Monday, February 23 and Tuesday, February 24 schedule based on student availability
For questions about workshop registration, please email Deniz McGee
Brandon Clifford is currently the Belluschi Lecturer at the Massachusetts Institute of Technology as well as Principal at Matter Design. Brandon received his Master of Architecture from Princeton University in 2011 and his Bachelor of Science in Architecture from the Georgia Tech in 2006. From 2006-2009 he worked as project manager at Office dA in both Boston and New York where his contributions varied in scale and program—silverware, installations, restaurants, a professional soccer stadium, and numerous urban planning studies. Brandon also served as editor of Pidgin Magazine from 2009-2011, the 2011-2012 LeFevre Emerging Practitioner Fellow at The Ohio State University Knowlton School of Architecture, and the founder of the Malleablist Movement in architecture.

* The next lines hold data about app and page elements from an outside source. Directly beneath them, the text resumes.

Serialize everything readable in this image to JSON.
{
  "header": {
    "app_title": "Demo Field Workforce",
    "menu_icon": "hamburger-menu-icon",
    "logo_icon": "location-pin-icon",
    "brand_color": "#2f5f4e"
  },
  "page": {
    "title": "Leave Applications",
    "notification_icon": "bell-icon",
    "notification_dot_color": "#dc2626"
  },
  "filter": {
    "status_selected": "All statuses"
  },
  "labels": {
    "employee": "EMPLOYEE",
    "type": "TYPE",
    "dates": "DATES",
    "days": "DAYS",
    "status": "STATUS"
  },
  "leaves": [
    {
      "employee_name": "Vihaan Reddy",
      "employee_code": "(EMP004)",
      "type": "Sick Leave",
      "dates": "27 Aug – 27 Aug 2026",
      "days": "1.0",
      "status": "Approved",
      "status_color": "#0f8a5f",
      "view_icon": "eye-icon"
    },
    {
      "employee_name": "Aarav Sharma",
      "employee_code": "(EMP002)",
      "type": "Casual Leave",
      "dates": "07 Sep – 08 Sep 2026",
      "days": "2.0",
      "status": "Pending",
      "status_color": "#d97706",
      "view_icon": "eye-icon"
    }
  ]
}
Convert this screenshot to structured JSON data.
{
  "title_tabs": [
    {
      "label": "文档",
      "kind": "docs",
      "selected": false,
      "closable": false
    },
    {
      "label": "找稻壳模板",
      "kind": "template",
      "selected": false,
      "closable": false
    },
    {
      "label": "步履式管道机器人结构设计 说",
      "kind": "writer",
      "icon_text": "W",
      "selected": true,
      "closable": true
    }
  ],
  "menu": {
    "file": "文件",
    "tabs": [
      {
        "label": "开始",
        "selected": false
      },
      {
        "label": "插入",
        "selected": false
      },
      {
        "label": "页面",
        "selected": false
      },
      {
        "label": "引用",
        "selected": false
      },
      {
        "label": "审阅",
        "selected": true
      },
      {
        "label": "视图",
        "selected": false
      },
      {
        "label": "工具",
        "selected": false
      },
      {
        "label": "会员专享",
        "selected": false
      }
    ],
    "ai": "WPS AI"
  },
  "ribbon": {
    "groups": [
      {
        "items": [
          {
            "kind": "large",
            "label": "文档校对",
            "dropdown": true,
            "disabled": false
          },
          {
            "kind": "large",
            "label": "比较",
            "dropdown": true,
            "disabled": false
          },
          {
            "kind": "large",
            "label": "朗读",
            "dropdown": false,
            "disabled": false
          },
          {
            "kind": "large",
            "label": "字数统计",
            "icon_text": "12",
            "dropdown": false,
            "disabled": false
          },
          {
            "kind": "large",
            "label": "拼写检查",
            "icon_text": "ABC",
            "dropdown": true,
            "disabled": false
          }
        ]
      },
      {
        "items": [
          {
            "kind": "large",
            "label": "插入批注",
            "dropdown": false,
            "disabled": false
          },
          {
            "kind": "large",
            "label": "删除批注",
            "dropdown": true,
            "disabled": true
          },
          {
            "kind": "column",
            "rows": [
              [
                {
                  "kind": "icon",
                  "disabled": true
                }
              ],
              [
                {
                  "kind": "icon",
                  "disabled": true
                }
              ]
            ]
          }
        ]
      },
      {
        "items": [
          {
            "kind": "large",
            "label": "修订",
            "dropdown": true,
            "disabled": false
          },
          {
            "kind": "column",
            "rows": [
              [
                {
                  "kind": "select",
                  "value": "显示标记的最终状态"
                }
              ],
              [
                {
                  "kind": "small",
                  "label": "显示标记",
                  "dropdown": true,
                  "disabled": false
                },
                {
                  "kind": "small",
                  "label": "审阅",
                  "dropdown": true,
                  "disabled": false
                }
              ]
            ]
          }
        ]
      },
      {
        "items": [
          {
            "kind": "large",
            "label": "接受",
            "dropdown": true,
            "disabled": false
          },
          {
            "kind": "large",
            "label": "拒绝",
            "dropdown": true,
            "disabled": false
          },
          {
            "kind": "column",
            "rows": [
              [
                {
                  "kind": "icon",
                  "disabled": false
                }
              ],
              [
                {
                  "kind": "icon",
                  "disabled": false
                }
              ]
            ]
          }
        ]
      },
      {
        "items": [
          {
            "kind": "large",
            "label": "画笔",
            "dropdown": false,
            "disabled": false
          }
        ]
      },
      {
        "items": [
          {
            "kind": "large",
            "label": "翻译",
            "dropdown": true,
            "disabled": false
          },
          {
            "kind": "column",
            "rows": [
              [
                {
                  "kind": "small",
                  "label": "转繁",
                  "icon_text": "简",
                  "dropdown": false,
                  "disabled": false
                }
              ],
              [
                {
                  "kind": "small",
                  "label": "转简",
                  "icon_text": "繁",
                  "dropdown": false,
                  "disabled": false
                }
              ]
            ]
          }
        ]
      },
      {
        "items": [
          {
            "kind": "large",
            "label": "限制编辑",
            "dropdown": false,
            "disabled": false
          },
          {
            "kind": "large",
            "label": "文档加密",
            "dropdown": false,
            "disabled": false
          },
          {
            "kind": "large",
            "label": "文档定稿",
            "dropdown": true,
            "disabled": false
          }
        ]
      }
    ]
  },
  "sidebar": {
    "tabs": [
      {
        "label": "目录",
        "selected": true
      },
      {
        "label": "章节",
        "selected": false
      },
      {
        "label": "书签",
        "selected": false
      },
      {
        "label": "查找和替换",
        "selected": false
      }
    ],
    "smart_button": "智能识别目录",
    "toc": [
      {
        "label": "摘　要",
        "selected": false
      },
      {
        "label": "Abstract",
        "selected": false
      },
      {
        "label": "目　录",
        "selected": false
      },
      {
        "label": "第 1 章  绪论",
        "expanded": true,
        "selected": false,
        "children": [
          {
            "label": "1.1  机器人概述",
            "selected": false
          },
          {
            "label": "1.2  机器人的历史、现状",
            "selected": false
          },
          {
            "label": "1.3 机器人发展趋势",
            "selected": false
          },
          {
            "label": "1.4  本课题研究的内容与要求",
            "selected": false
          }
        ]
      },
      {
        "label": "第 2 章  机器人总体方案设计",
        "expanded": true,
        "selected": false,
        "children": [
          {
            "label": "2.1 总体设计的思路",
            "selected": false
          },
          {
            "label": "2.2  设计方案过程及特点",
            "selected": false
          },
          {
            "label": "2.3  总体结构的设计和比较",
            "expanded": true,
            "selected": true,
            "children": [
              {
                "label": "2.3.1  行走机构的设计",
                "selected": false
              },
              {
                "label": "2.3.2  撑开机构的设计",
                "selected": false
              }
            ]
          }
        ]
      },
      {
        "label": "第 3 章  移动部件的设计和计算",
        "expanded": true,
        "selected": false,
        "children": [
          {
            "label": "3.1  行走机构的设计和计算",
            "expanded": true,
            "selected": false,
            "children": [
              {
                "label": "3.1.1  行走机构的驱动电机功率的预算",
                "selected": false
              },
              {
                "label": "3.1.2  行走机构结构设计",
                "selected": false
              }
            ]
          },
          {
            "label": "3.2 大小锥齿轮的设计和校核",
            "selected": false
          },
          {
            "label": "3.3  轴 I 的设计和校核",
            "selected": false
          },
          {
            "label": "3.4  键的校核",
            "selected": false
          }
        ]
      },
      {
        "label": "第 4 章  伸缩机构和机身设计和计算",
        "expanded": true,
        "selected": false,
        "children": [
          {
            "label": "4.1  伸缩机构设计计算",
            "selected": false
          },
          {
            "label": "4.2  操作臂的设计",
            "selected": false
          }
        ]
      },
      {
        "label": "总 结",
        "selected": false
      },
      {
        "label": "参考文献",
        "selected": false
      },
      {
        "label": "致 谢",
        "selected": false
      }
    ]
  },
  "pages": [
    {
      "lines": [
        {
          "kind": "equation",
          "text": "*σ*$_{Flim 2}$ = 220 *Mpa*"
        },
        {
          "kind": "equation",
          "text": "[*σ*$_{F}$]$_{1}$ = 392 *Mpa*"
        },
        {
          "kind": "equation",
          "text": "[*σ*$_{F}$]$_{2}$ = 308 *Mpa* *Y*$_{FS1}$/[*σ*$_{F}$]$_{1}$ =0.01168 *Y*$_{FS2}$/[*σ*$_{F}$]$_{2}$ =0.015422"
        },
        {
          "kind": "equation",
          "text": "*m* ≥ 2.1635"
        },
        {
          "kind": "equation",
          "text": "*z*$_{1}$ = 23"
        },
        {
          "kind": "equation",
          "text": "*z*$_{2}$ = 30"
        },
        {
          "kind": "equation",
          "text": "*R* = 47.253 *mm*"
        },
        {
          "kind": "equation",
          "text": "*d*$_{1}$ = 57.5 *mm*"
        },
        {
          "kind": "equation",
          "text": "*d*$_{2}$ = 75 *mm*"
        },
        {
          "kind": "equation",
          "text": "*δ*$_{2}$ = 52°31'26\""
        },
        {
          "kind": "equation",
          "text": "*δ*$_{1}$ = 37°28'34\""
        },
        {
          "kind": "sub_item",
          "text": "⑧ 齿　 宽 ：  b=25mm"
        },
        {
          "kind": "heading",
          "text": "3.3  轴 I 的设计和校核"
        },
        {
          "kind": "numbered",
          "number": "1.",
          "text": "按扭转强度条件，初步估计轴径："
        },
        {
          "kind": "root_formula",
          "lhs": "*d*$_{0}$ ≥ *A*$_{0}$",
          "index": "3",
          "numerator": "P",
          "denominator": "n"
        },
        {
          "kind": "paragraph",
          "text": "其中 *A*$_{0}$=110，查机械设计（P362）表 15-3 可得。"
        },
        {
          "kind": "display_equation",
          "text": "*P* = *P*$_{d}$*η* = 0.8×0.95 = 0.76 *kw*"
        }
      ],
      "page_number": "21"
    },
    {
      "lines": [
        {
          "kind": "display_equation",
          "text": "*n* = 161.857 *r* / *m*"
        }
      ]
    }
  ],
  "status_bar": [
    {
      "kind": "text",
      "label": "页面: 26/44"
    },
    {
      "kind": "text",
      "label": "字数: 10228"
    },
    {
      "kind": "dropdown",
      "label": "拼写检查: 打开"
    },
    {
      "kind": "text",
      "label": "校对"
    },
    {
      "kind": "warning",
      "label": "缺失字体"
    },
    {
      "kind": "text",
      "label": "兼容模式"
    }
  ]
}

In 2008 Brandon founded the award winning practice Matter Design with Wes McGee. The practice solidified with Matter Design’s rapid success in design competitions such as the international West Cork Arts Center competition and the provocative winning entry for the 10up competition, Periscope: Foam Tower. In 2011 Brandon was awarded the prestigious SOM Prize launching an ongoing research project in volume. The results of this fellowship can be seen in the self-titled publication 'Volume'. This body of research is dedicated to translating past knowledge into contemporary practice. Brandon is a highly acclaimed designer winning prizes such as the Design Biennial Boston and the Architectural League Prize for Young Architects and Designers in 2013. His work has been published widely in journals—such as Pidgin Magazine and Metropolis Magazine—and recent books such as ‘Fabricate 2014’, ‘Young Architects 15: Range’, ‘Archive: Design Biennial Boston’, ‘Performative Materials in Architecture and Design’, and ‘Stereotomy: Stone Architecture and New Research’ to name a few. His recent authored work includes ‘Volume: Bringing Surface into Question’, ‘Range: Matter Design’, and ‘Volumetric Robotics: MIT Architectural Design Workshop’. Brandon is dedicated to re-imagining the role of the architect in the digital era.
Daniel Piker is a researcher on the use of computation for design and realization of complex forms and structures. After studying architecture at the AA, he has worked as part of the Advanced Geometry Unit at Arup, and currently for the Specialist Modelling Group at Foster+Partners. He has taught numerous studios and workshops (including the AADRL, and 2 clusters at SmartGeometry) and presented his work at conferences around the world.
He is the creator of the widely used form-finding physics engine ‘Kangaroo’, software which he continues to develop.